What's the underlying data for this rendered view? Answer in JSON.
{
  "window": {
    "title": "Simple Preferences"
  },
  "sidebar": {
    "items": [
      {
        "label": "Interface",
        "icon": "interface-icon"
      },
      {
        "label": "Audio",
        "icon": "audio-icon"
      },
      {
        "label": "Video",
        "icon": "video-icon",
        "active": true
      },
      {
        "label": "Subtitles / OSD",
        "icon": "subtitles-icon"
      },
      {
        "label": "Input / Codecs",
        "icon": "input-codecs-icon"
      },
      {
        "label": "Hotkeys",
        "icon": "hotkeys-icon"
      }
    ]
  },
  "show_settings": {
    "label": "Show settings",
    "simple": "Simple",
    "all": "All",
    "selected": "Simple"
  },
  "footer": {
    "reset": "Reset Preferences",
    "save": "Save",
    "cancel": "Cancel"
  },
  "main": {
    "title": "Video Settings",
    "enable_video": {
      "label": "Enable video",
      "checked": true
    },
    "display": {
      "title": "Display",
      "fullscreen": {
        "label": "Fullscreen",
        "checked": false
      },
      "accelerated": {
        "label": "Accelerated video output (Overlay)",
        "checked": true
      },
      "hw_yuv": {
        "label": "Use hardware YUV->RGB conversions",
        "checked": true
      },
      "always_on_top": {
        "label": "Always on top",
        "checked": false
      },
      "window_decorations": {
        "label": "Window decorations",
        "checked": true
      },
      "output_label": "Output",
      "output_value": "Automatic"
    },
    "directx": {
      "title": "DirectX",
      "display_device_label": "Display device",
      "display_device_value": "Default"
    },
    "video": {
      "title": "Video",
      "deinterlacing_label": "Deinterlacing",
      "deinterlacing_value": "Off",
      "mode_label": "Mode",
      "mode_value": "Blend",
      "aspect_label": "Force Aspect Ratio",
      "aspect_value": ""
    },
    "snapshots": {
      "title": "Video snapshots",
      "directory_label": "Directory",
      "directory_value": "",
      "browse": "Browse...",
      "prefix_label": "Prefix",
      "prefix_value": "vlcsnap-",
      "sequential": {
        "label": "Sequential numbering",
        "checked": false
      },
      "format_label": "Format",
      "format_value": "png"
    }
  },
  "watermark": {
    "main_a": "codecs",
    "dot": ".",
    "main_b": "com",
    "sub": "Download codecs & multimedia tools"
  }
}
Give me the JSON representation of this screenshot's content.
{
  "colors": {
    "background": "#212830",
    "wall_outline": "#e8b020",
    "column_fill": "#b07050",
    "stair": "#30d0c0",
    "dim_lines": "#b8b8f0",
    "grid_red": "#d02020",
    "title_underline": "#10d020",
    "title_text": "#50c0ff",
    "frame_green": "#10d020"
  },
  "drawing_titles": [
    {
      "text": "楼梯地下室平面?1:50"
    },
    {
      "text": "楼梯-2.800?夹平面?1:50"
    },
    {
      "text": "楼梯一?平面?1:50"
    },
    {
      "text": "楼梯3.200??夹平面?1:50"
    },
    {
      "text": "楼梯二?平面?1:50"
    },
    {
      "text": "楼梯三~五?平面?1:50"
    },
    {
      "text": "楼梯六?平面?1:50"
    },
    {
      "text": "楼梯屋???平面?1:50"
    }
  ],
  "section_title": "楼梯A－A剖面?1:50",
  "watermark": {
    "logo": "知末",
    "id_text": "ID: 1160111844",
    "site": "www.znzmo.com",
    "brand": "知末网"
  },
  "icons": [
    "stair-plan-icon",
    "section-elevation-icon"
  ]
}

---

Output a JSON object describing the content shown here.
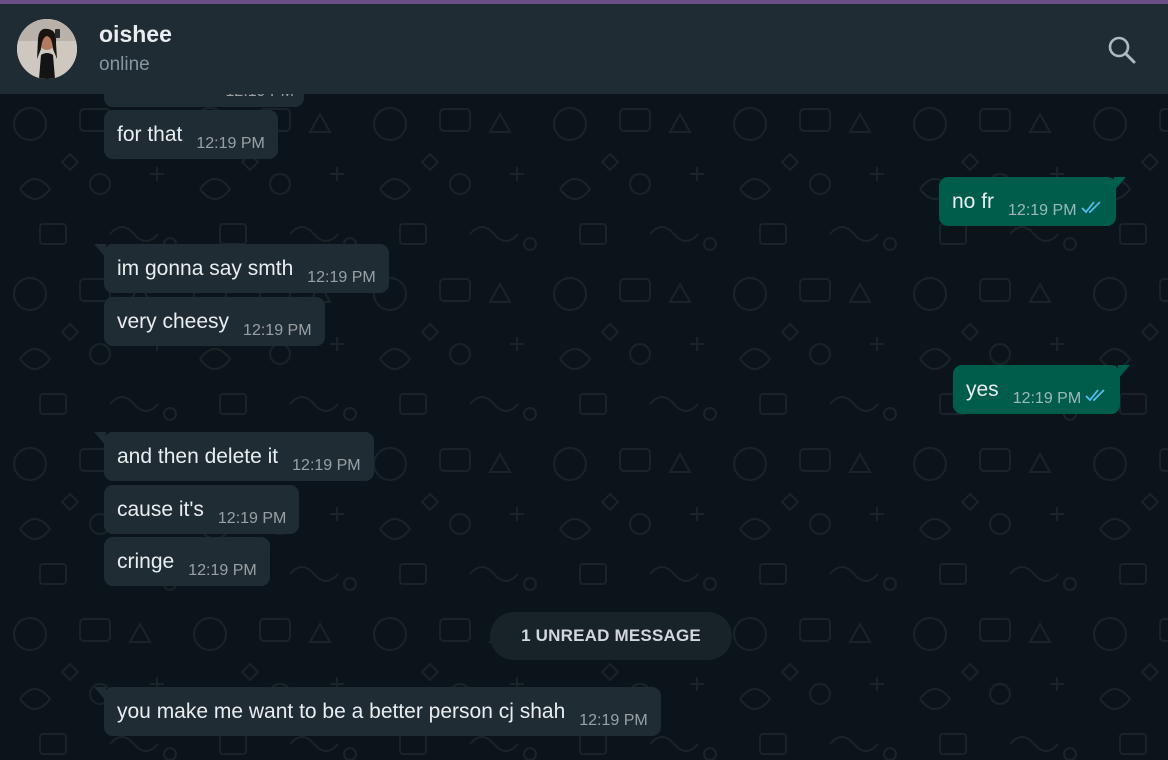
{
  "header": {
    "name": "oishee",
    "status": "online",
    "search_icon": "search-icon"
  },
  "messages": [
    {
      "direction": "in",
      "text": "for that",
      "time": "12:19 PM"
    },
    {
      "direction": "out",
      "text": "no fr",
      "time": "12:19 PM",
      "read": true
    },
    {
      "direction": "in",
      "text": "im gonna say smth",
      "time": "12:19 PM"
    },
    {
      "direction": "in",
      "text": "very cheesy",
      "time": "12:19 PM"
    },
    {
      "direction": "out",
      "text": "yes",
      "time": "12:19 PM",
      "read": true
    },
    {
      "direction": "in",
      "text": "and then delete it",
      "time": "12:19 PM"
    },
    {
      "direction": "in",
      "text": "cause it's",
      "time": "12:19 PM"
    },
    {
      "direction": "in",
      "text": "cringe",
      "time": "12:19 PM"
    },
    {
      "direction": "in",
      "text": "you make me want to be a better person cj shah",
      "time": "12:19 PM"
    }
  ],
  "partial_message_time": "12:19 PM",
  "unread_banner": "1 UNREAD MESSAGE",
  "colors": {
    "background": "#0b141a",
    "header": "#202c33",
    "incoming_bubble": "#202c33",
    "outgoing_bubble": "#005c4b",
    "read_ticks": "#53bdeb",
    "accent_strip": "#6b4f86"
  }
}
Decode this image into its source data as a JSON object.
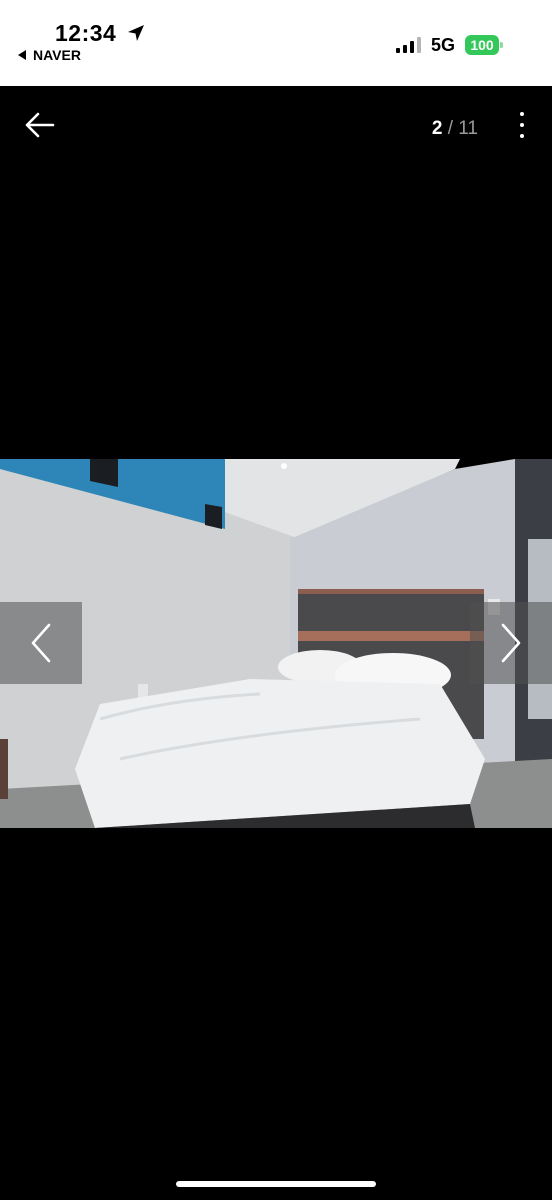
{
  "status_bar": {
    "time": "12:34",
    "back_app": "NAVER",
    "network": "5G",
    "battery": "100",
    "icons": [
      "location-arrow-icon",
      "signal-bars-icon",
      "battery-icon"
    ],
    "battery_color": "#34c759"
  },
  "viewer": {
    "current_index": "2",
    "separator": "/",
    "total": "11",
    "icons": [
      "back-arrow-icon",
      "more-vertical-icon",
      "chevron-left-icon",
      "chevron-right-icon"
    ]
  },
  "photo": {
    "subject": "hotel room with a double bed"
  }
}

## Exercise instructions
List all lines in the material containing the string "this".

## Exercise solution
What's the underlying data for this rendered view? Answer in JSON.
Give me the JSON representation of this screenshot's content.
Decode this image into its source data as a JSON object.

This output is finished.